Work item: Repeat the whole listing exactly as it appears.

Task data:

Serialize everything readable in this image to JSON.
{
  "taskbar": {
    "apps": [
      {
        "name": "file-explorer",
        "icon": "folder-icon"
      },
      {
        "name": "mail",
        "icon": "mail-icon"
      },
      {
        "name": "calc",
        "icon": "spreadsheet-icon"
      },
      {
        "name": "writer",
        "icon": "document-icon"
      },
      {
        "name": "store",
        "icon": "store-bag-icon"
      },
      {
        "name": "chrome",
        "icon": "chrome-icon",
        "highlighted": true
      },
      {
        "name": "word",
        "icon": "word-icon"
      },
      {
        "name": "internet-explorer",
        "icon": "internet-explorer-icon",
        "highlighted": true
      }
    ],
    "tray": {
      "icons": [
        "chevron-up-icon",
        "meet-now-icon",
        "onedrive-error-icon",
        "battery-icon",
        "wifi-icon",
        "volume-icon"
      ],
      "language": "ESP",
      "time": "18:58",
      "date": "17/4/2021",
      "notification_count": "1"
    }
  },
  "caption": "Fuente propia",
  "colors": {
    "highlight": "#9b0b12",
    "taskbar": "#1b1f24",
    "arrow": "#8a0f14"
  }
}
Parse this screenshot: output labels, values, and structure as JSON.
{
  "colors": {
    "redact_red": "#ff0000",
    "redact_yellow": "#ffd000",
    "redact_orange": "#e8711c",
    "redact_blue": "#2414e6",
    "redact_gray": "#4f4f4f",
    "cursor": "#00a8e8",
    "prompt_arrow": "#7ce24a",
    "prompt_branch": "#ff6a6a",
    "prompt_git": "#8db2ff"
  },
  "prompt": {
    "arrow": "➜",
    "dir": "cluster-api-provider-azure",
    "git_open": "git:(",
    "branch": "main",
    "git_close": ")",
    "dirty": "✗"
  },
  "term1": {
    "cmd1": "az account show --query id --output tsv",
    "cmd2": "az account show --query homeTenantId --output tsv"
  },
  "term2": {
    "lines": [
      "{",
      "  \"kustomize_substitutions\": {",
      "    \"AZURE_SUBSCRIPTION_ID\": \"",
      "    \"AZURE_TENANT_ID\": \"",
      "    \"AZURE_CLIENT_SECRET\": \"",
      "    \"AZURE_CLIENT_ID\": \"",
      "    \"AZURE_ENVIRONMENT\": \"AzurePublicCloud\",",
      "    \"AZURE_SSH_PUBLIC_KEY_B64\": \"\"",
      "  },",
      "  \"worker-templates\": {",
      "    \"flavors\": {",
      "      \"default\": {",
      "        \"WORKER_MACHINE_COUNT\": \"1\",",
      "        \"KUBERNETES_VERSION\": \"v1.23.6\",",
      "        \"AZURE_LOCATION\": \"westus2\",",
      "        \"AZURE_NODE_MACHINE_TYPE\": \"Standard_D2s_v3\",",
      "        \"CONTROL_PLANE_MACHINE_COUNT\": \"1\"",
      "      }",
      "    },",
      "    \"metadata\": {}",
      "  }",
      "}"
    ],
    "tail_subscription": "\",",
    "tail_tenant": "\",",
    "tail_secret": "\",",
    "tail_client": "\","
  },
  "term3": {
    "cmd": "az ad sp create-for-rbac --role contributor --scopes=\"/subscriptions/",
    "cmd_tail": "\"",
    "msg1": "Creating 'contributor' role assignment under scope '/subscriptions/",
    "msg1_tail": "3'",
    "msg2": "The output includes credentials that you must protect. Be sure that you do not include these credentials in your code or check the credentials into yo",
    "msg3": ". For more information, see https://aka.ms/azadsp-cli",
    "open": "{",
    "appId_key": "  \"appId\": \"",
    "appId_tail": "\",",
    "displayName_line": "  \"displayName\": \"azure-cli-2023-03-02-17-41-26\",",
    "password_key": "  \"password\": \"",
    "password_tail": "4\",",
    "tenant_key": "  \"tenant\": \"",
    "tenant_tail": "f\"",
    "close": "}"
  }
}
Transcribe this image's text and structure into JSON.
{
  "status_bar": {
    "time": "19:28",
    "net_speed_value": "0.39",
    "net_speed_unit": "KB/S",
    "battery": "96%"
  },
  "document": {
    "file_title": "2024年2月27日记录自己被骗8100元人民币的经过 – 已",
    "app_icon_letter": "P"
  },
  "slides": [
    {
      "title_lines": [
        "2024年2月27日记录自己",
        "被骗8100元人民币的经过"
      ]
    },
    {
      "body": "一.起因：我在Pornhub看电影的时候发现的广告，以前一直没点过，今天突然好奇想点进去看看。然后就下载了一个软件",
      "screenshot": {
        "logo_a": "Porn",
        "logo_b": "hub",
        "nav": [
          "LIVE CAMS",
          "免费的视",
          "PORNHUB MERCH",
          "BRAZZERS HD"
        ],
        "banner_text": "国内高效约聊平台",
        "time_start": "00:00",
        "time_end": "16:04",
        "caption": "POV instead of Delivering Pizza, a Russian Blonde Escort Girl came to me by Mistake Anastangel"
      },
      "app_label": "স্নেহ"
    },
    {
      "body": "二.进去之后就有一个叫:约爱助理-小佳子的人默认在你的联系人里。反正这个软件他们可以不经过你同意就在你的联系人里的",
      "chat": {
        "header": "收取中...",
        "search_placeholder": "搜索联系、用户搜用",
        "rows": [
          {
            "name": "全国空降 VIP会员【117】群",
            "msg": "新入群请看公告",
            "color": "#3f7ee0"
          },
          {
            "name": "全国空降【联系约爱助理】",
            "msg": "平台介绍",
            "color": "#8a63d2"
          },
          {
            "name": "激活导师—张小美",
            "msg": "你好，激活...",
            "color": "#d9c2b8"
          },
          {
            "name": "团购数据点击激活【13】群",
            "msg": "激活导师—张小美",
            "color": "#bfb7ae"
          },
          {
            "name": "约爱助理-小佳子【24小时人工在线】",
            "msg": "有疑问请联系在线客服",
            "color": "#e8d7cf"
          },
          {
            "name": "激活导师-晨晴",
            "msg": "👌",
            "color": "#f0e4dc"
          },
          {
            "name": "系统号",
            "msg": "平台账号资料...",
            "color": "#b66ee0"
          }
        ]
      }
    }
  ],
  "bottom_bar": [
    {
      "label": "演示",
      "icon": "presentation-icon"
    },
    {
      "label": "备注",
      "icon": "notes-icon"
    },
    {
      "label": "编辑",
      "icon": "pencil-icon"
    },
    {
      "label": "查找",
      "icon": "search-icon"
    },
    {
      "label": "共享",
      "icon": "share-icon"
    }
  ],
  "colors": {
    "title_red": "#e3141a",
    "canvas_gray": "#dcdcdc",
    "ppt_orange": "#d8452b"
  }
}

Task result:
Serialize everything readable in this image to JSON.
{
  "taskbar": {
    "apps": [
      {
        "name": "file-explorer",
        "icon": "folder-icon"
      },
      {
        "name": "mail",
        "icon": "mail-icon"
      },
      {
        "name": "calc",
        "icon": "spreadsheet-icon"
      },
      {
        "name": "writer",
        "icon": "document-icon"
      },
      {
        "name": "store",
        "icon": "store-bag-icon"
      },
      {
        "name": "chrome",
        "icon": "chrome-icon",
        "highlighted": true
      },
      {
        "name": "word",
        "icon": "word-icon"
      },
      {
        "name": "internet-explorer",
        "icon": "internet-explorer-icon",
        "highlighted": true
      }
    ],
    "tray": {
      "icons": [
        "chevron-up-icon",
        "meet-now-icon",
        "onedrive-error-icon",
        "battery-icon",
        "wifi-icon",
        "volume-icon"
      ],
      "language": "ESP",
      "time": "18:58",
      "date": "17/4/2021",
      "notification_count": "1"
    }
  },
  "caption": "Fuente propia",
  "colors": {
    "highlight": "#9b0b12",
    "taskbar": "#1b1f24",
    "arrow": "#8a0f14"
  }
}
Parse this screenshot: output labels, values, and structure as JSON.
{
  "colors": {
    "redact_red": "#ff0000",
    "redact_yellow": "#ffd000",
    "redact_orange": "#e8711c",
    "redact_blue": "#2414e6",
    "redact_gray": "#4f4f4f",
    "cursor": "#00a8e8",
    "prompt_arrow": "#7ce24a",
    "prompt_branch": "#ff6a6a",
    "prompt_git": "#8db2ff"
  },
  "prompt": {
    "arrow": "➜",
    "dir": "cluster-api-provider-azure",
    "git_open": "git:(",
    "branch": "main",
    "git_close": ")",
    "dirty": "✗"
  },
  "term1": {
    "cmd1": "az account show --query id --output tsv",
    "cmd2": "az account show --query homeTenantId --output tsv"
  },
  "term2": {
    "lines": [
      "{",
      "  \"kustomize_substitutions\": {",
      "    \"AZURE_SUBSCRIPTION_ID\": \"",
      "    \"AZURE_TENANT_ID\": \"",
      "    \"AZURE_CLIENT_SECRET\": \"",
      "    \"AZURE_CLIENT_ID\": \"",
      "    \"AZURE_ENVIRONMENT\": \"AzurePublicCloud\",",
      "    \"AZURE_SSH_PUBLIC_KEY_B64\": \"\"",
      "  },",
      "  \"worker-templates\": {",
      "    \"flavors\": {",
      "      \"default\": {",
      "        \"WORKER_MACHINE_COUNT\": \"1\",",
      "        \"KUBERNETES_VERSION\": \"v1.23.6\",",
      "        \"AZURE_LOCATION\": \"westus2\",",
      "        \"AZURE_NODE_MACHINE_TYPE\": \"Standard_D2s_v3\",",
      "        \"CONTROL_PLANE_MACHINE_COUNT\": \"1\"",
      "      }",
      "    },",
      "    \"metadata\": {}",
      "  }",
      "}"
    ],
    "tail_subscription": "\",",
    "tail_tenant": "\",",
    "tail_secret": "\",",
    "tail_client": "\","
  },
  "term3": {
    "cmd": "az ad sp create-for-rbac --role contributor --scopes=\"/subscriptions/",
    "cmd_tail": "\"",
    "msg1": "Creating 'contributor' role assignment under scope '/subscriptions/",
    "msg1_tail": "3'",
    "msg2": "The output includes credentials that you must protect. Be sure that you do not include these credentials in your code or check the credentials into yo",
    "msg3": ". For more information, see https://aka.ms/azadsp-cli",
    "open": "{",
    "appId_key": "  \"appId\": \"",
    "appId_tail": "\",",
    "displayName_line": "  \"displayName\": \"azure-cli-2023-03-02-17-41-26\",",
    "password_key": "  \"password\": \"",
    "password_tail": "4\",",
    "tenant_key": "  \"tenant\": \"",
    "tenant_tail": "f\"",
    "close": "}"
  }
}
Transcribe this image's text and structure into JSON.
{
  "status_bar": {
    "time": "19:28",
    "net_speed_value": "0.39",
    "net_speed_unit": "KB/S",
    "battery": "96%"
  },
  "document": {
    "file_title": "2024年2月27日记录自己被骗8100元人民币的经过 – 已",
    "app_icon_letter": "P"
  },
  "slides": [
    {
      "title_lines": [
        "2024年2月27日记录自己",
        "被骗8100元人民币的经过"
      ]
    },
    {
      "body": "一.起因：我在Pornhub看电影的时候发现的广告，以前一直没点过，今天突然好奇想点进去看看。然后就下载了一个软件",
      "screenshot": {
        "logo_a": "Porn",
        "logo_b": "hub",
        "nav": [
          "LIVE CAMS",
          "免费的视",
          "PORNHUB MERCH",
          "BRAZZERS HD"
        ],
        "banner_text": "国内高效约聊平台",
        "time_start": "00:00",
        "time_end": "16:04",
        "caption": "POV instead of Delivering Pizza, a Russian Blonde Escort Girl came to me by Mistake Anastangel"
      },
      "app_label": "স্নেহ"
    },
    {
      "body": "二.进去之后就有一个叫:约爱助理-小佳子的人默认在你的联系人里。反正这个软件他们可以不经过你同意就在你的联系人里的",
      "chat": {
        "header": "收取中...",
        "search_placeholder": "搜索联系、用户搜用",
        "rows": [
          {
            "name": "全国空降 VIP会员【117】群",
            "msg": "新入群请看公告",
            "color": "#3f7ee0"
          },
          {
            "name": "全国空降【联系约爱助理】",
            "msg": "平台介绍",
            "color": "#8a63d2"
          },
          {
            "name": "激活导师—张小美",
            "msg": "你好，激活...",
            "color": "#d9c2b8"
          },
          {
            "name": "团购数据点击激活【13】群",
            "msg": "激活导师—张小美",
            "color": "#bfb7ae"
          },
          {
            "name": "约爱助理-小佳子【24小时人工在线】",
            "msg": "有疑问请联系在线客服",
            "color": "#e8d7cf"
          },
          {
            "name": "激活导师-晨晴",
            "msg": "👌",
            "color": "#f0e4dc"
          },
          {
            "name": "系统号",
            "msg": "平台账号资料...",
            "color": "#b66ee0"
          }
        ]
      }
    }
  ],
  "bottom_bar": [
    {
      "label": "演示",
      "icon": "presentation-icon"
    },
    {
      "label": "备注",
      "icon": "notes-icon"
    },
    {
      "label": "编辑",
      "icon": "pencil-icon"
    },
    {
      "label": "查找",
      "icon": "search-icon"
    },
    {
      "label": "共享",
      "icon": "share-icon"
    }
  ],
  "colors": {
    "title_red": "#e3141a",
    "canvas_gray": "#dcdcdc",
    "ppt_orange": "#d8452b"
  }
}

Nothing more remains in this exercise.